While I was standing around I had a great conversation with two of the girls, who asked me a thousand questions in almost perfect English (although with a slight American accent). And then one of them pulled a live tarantula out of her pocket… Yikes! Most of the kids carried around pet tarantulas, we assumed it was to attract the tourists, but it was nice to know that one of the girls named her tarantula “Happy”, thus probably sparing this spider from ending up like its brothers and sisters in the frying pan. At least for now.

Phnom Pehn is another big bustling city, although unlike Bangkok there are no large skyscrapers and we haven’t seen any modern central business district. To be honest, from what we've seen it is an entire city of slums, with the exception of a few nice bits, surrounded on each side by not so nice bits. We are staying in the riverfront precinct, which is something of a western hub. Full of bars, clubs and restaurants all with very western names to appeal to tourists and ex-pats, Our hotel is nice, after walking down the street from the bus station and looking at a lot of shoddy hotels, we finally found one that was nice for only $30 p/n, apparently it has only been open for ten days so everything is new and modern.

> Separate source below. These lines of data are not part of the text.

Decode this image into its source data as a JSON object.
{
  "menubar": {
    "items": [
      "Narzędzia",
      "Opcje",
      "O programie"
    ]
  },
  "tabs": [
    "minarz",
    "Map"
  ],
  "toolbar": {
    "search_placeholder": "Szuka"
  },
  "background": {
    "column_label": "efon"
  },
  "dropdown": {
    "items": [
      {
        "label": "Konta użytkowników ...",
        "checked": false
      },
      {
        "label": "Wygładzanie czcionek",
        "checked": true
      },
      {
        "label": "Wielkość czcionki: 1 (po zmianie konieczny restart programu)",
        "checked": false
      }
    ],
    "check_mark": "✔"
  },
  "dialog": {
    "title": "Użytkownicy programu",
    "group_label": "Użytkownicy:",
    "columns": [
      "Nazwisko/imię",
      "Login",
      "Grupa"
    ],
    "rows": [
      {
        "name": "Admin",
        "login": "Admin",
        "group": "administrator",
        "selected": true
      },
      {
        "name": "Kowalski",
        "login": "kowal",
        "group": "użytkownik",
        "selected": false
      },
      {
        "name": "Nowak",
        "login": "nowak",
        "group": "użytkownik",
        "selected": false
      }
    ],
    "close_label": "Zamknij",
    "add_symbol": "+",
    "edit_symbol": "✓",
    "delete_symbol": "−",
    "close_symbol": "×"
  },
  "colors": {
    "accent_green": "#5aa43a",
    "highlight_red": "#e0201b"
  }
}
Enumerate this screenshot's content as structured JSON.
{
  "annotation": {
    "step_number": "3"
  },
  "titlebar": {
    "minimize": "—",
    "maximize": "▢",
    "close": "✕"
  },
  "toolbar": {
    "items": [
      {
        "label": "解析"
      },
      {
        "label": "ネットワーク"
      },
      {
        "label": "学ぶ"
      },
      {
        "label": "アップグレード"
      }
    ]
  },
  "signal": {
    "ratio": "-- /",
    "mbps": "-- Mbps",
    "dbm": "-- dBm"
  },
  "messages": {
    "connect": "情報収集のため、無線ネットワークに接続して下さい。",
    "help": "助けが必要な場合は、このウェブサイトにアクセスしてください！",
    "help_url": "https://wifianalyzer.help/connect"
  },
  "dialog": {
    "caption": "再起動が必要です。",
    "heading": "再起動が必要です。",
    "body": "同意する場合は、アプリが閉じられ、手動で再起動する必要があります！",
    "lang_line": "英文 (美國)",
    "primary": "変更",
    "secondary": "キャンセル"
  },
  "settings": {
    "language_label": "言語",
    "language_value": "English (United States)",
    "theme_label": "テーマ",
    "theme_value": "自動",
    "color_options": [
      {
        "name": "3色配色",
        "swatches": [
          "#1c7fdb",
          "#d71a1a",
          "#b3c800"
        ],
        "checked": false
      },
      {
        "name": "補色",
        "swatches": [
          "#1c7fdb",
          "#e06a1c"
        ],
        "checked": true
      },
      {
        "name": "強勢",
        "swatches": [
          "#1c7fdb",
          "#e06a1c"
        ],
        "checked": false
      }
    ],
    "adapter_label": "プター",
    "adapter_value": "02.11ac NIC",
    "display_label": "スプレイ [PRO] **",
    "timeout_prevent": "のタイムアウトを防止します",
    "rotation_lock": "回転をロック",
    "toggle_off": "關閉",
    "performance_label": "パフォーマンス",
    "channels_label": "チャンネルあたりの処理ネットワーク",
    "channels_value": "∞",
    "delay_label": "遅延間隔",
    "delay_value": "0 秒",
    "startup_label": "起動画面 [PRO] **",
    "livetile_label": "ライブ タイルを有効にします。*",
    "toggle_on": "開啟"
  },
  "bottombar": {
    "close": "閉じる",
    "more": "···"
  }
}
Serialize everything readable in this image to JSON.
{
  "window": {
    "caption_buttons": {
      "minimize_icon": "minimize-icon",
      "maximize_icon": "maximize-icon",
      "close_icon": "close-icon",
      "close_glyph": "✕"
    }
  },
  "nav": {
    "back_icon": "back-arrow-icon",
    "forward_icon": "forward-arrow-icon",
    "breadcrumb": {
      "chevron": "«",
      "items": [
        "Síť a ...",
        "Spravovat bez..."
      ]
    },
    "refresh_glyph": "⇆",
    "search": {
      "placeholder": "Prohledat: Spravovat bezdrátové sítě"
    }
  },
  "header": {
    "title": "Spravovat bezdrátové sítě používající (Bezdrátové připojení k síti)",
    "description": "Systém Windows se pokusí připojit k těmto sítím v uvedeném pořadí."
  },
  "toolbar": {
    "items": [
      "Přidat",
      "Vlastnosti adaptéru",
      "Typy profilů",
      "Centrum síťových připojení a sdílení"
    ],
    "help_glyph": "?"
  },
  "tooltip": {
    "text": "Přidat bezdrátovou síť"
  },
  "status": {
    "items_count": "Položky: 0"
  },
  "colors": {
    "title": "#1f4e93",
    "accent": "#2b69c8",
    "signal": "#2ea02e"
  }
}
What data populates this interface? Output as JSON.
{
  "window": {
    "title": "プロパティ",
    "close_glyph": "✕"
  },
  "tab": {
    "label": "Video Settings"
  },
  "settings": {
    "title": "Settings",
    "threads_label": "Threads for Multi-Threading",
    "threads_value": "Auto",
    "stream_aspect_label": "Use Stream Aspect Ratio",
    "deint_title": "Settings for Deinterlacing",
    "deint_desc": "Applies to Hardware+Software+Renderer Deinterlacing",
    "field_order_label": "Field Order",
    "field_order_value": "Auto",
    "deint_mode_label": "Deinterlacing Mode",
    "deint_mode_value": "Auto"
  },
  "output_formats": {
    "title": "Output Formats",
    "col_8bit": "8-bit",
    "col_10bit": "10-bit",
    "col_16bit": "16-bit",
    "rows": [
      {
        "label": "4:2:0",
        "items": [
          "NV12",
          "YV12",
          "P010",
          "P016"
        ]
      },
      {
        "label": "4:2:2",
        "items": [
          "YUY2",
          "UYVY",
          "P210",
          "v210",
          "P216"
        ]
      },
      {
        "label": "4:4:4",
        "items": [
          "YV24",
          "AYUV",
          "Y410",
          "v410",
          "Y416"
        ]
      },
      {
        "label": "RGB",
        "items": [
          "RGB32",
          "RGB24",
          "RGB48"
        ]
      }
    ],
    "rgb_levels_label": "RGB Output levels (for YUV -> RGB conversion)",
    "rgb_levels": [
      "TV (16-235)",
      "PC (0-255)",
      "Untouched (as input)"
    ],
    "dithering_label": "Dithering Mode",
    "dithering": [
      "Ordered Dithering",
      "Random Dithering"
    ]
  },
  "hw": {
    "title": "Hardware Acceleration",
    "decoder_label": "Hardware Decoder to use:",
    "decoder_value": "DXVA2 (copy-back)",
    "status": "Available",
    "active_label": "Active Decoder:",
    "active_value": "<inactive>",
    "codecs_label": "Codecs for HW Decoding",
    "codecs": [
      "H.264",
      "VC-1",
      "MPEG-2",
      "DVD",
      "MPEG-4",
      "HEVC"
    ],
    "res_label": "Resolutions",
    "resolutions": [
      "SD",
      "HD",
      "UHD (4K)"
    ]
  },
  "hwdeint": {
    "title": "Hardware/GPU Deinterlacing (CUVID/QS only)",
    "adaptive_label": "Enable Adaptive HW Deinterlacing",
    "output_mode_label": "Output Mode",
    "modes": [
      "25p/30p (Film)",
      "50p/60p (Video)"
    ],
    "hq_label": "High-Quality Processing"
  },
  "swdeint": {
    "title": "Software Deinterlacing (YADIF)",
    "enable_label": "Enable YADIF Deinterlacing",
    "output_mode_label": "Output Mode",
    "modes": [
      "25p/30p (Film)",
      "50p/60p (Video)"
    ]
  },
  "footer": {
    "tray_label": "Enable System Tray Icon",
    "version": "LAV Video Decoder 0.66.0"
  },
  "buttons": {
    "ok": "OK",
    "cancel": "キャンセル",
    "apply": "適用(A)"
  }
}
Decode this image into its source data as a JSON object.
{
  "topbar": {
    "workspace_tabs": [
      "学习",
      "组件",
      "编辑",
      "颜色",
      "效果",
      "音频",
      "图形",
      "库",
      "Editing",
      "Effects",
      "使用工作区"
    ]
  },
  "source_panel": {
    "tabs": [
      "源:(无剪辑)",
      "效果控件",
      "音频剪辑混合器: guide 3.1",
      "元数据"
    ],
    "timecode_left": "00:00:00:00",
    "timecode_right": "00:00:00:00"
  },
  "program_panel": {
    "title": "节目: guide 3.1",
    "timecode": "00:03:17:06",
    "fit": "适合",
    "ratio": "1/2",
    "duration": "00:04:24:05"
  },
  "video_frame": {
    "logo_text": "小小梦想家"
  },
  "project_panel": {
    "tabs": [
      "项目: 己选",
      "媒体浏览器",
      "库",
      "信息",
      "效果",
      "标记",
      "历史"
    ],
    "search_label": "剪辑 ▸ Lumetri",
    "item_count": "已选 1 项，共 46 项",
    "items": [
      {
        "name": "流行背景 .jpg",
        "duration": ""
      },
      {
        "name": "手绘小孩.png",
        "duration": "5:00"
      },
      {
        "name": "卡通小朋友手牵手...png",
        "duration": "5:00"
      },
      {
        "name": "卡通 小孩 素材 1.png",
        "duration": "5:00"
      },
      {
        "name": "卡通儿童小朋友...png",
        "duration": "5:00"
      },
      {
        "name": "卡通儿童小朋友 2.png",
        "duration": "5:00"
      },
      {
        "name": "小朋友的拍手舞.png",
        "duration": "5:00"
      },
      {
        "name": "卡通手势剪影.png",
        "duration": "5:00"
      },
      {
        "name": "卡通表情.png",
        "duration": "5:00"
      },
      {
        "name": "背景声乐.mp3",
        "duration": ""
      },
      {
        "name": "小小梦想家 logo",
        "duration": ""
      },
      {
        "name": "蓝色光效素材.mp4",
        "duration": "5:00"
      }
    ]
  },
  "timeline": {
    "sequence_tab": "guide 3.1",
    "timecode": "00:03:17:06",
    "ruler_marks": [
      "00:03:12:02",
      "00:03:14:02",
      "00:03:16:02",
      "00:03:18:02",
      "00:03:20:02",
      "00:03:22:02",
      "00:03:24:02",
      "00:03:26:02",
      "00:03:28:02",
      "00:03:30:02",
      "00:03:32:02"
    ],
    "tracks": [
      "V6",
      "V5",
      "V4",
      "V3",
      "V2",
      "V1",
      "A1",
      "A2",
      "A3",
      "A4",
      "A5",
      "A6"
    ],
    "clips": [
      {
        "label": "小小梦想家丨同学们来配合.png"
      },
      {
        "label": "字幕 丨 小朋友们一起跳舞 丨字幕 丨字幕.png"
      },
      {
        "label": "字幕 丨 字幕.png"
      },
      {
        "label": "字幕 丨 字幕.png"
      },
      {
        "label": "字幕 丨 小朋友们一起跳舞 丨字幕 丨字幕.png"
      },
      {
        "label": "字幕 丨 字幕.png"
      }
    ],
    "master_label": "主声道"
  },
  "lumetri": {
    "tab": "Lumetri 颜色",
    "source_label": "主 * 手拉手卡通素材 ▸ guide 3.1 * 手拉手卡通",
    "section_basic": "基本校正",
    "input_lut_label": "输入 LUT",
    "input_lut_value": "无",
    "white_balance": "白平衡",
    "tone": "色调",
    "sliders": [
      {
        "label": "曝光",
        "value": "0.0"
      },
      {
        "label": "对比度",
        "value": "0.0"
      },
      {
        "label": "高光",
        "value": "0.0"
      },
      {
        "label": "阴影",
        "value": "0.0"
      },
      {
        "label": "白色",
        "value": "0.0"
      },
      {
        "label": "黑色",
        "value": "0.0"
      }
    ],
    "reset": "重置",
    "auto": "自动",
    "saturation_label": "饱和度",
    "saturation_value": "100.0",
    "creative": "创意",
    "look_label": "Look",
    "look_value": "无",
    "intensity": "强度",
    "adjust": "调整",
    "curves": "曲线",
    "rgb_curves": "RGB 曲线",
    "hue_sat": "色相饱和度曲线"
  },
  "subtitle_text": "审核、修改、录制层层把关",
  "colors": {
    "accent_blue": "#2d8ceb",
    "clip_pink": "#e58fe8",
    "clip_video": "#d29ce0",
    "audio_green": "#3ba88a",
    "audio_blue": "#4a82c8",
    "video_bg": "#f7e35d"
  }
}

After visiting the National gallery (very amazing) we went to the FCC (Foreign Correspondents Club) for dinner. At the FCC we had our most expensive meal so far, around $30, was also the best (western) meal we have had so far, and it would have been quite easy to spend more money there. The FCC was the local hangout for journalists during the time of war, and the place was full of well to do looking westerners… And us.

After returning to our hotel last night Prue decided to jump on the internet downstairs (no free wireless at our hotel) so I walked across the road to have a drink at one of the bars. As soon as I walked in the door of the bar I realised instantly three things were our of place. Firstly; I was the only customer. Secondly; all of the people in the bar were young attractive women (with the exception of possibly two or three lady boys). Third; all of the women were smiling at me and saying hello...

I’d stumbled into a hostess bar, the situation became very weird and awkward as I quickly drank my beer while four or five girls sat around me staring at me and making polite conversation, while another ten or twenty watched from nearby tables, I felt like the last sausage on the barbeque. I guess it would have been fun had the place had a lot more customers, but as the girl explained to me it was seven thirty and the place would not get busy till ten or eleven o’clock. I wasn’t waiting around I went back to the hotel and we both had an early night, drifting off to sleep listening to hustle and bustle of Phnom Pehn, and waking in the morning to find it is still there…

Photos from the last few days can be seen HERE.